◆ YOUR OBJECTIVE:
Copy each line of the material in which the word "title" appears.

◆ EXERCISE MATERIALS:
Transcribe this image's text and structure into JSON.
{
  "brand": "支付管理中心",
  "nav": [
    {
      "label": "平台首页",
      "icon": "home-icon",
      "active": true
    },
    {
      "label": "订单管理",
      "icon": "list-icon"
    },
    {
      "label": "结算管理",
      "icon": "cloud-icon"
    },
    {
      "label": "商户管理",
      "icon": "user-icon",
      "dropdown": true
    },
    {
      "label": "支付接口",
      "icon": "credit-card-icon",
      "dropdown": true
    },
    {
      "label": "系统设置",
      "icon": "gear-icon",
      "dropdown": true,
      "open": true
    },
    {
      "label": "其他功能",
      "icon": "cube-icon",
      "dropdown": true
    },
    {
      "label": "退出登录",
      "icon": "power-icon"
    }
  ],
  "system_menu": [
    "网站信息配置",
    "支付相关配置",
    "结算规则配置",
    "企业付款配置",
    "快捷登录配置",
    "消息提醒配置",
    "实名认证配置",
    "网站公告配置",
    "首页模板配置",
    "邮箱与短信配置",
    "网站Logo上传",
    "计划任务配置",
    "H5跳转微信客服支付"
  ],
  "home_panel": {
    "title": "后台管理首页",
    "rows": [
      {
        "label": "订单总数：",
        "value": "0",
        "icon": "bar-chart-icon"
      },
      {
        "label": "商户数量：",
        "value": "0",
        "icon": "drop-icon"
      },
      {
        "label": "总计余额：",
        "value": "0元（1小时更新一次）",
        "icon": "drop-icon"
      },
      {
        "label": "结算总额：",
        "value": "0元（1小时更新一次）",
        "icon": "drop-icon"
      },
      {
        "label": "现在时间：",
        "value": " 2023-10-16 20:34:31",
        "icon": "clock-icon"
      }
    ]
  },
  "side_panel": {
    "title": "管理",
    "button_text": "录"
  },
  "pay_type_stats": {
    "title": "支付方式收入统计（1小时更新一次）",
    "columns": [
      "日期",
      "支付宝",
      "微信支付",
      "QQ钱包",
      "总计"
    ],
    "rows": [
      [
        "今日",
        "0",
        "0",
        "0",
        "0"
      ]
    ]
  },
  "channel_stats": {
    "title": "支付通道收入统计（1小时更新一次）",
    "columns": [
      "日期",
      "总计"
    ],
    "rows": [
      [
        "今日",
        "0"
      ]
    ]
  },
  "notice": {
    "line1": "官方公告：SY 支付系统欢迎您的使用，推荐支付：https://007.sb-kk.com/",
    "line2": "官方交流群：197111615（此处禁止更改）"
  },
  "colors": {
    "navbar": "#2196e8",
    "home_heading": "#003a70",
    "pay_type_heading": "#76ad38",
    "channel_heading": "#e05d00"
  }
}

◆ ANSWER TO THIS EXERCISE:
    "title": "后台管理首页",
    "title": "管理",
    "title": "支付方式收入统计（1小时更新一次）",
    "title": "支付通道收入统计（1小时更新一次）",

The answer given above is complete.